In addition, what is clear from the ABS data is that, over and above the deaths from covid, a lot more Australians died in 2022 than usual. A total of 13,771 non-covid deaths by the end of November.

That’s the equivalent of an Australian Airbus 330-300 crashing every week (297 passengers plus staff).*

And the total excess deaths of 22,886 equates to a crash every four to five days.

Why did these people die? This question needs to be answered urgently.


The excess death rate equates to a 300-seat passenger airliner crashing every four days.

If the cause was plane crashes, none of us would be catching a flight.

But the cause(s) have not yet been examined. Few people are even aware that there are so many more deaths than usual. This means we are living (and sadly, some of us are dying) as if blindfolded, simply accepting that it’s OK not to know.

It’s not OK!

In 2020, any death from Covid was headline news.

In that entire year, 906 people were reported as dying of the disease.

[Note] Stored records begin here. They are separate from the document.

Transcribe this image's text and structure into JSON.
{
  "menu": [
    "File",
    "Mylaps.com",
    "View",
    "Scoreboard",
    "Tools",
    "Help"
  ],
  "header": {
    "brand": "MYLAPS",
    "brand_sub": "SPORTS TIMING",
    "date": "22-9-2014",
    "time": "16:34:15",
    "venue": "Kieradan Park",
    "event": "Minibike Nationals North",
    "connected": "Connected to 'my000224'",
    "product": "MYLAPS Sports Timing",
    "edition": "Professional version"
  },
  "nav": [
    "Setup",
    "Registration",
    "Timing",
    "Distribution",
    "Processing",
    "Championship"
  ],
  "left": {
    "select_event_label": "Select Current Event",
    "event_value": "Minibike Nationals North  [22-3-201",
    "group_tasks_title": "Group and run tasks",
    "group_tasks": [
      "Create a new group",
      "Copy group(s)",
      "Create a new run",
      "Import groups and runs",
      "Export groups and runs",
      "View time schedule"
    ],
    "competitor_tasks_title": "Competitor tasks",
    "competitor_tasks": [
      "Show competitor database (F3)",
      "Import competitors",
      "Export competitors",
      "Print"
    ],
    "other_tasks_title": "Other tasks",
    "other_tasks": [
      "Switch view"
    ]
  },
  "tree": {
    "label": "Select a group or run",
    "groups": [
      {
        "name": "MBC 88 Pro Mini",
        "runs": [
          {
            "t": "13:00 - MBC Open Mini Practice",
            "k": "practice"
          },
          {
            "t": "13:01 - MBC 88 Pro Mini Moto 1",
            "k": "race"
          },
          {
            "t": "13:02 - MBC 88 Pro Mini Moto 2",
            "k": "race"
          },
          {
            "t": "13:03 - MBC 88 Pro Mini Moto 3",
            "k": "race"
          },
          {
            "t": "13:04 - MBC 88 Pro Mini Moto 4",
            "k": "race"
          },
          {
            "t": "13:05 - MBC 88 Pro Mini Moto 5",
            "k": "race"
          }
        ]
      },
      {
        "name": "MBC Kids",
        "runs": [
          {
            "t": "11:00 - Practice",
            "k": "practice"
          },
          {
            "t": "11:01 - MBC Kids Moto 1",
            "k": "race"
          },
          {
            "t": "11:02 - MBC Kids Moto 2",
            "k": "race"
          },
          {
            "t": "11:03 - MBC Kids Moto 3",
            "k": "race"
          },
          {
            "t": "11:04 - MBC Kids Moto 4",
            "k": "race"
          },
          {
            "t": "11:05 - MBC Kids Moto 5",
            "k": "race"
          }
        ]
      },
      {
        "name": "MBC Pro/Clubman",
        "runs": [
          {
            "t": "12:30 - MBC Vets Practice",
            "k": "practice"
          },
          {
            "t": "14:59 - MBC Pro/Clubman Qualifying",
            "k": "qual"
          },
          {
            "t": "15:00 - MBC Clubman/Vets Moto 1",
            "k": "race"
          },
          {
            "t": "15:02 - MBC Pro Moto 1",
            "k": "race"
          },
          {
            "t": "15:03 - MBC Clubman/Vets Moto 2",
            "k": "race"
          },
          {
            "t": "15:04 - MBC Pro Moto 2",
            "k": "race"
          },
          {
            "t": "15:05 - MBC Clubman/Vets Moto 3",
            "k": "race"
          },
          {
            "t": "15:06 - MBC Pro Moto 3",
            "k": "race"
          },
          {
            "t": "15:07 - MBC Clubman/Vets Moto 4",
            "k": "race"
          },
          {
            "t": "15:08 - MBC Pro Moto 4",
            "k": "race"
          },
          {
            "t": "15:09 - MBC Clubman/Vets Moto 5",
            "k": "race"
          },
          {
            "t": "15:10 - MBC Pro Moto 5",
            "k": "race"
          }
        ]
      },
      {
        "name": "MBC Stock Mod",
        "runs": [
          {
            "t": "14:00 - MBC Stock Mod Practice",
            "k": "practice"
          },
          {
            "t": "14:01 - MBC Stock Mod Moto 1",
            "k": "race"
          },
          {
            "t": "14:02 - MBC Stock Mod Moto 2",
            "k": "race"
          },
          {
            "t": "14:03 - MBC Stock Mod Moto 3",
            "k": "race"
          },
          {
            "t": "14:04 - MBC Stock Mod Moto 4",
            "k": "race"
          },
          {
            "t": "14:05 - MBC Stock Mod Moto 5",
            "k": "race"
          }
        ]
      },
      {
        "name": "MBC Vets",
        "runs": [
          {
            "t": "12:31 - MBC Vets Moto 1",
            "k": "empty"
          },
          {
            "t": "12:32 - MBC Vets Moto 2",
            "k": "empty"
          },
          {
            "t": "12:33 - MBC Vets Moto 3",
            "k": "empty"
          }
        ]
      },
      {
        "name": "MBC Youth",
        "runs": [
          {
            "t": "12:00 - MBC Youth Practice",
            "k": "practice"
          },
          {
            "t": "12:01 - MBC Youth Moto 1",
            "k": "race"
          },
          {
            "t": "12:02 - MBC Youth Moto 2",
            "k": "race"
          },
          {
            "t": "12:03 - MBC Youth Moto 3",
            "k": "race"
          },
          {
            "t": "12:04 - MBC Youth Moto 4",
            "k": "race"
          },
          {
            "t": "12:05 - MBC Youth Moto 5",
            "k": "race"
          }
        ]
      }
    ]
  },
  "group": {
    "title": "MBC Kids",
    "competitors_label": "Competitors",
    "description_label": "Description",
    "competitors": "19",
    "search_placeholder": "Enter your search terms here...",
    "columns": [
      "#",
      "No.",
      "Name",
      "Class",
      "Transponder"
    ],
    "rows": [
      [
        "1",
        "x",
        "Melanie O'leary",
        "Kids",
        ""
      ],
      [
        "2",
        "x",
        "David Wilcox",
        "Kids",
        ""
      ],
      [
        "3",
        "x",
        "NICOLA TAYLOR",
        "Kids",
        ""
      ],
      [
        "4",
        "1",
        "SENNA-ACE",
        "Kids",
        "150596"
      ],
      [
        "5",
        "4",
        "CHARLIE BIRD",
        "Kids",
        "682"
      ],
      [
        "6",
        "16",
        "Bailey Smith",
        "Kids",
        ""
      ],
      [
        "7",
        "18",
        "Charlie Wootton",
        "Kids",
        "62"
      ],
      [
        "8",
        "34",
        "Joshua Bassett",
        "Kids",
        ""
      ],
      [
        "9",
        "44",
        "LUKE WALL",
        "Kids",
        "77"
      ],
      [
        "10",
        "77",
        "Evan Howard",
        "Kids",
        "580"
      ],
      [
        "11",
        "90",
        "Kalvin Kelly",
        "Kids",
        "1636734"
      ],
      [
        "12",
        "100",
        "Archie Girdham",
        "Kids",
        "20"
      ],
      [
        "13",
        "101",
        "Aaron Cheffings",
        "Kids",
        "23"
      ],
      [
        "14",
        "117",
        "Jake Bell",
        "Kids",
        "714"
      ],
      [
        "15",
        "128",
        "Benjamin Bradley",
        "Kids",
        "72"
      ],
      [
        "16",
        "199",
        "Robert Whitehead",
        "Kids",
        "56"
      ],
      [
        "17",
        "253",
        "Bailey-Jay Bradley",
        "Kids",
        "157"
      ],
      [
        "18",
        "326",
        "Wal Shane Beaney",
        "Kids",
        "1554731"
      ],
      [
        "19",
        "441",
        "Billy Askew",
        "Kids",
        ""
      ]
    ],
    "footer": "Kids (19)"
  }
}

But now our latest statistical information suggests that more than that number of Australians may be dying every three weeks, without proper explanation.

Where is the headline news on that?

The ABS made a further release of provisional mortality statistics for 2022 on March 31st 2023. This reported 25,235 (15.3%) deaths more than the historical average including deaths to December 31st 2022 that were registered by 28th February 2023.

That’s another 2,349 Australian unexplained extra deaths. What is going on? 

Australians deserve answers.

Clarity on Health is proud to be a collaborator with www.excessdeathstats.com, a campaign to increase awareness about deaths worldwide.

Notes for graph:

The blue line up to 2021 shows the percentage excess death rate compared with the average death rate over the preceding five years.

The data for the blue line has been calculated from data on deaths from Our World in Data (ourworldindata.org) and data on population (also from ourworldindata.org) covering the years 1950-2021.

The death rate used for the blue line is the change in the ‘crude mortality rate’. This is the number of deaths in the year divided by the population in that year. (Using a death rate per thousand of the population helps allow for increases or decreases in the number of deaths which are simply due to changes in the size of the population.)

For 2022, the data point in red is a provisional figure of 15.1% excess deaths released by the Australian Bureau of Statistics (ABS) on 24th February 2023. Note, this figure compares number of deaths recorded so far in 2022 with the number of deaths averaged over four years (2017, 2018, 2019 and 2021). The ABS says: “2020 is not included in the baseline for 2022 data because it included periods where numbers of deaths were significantly lower than expected.” It follows that, if 2020 had been included in the baseline comparator (which normally comprises the average of the past five years), the percentage of excess deaths would have been higher.

Note that the ABS provisional figure for 2022 is 15.1% excess deaths, not a 15.1% excess crude mortality rate. Hence the red part of the graph will include some extra deaths that are simply due to an increase in population. Based on a population figure for June 30th 2022 released by the ABS, we estimate that the excess crude mortality rate in 2022 will be 12.2%, which remains a figure unprecedented in the past 66 years.

Data sources:








*Thank you to Dr Ah Kahn Syed of Arkmedic’s blog for the idea of making the numbers meaningful by thinking in terms of plane crashes.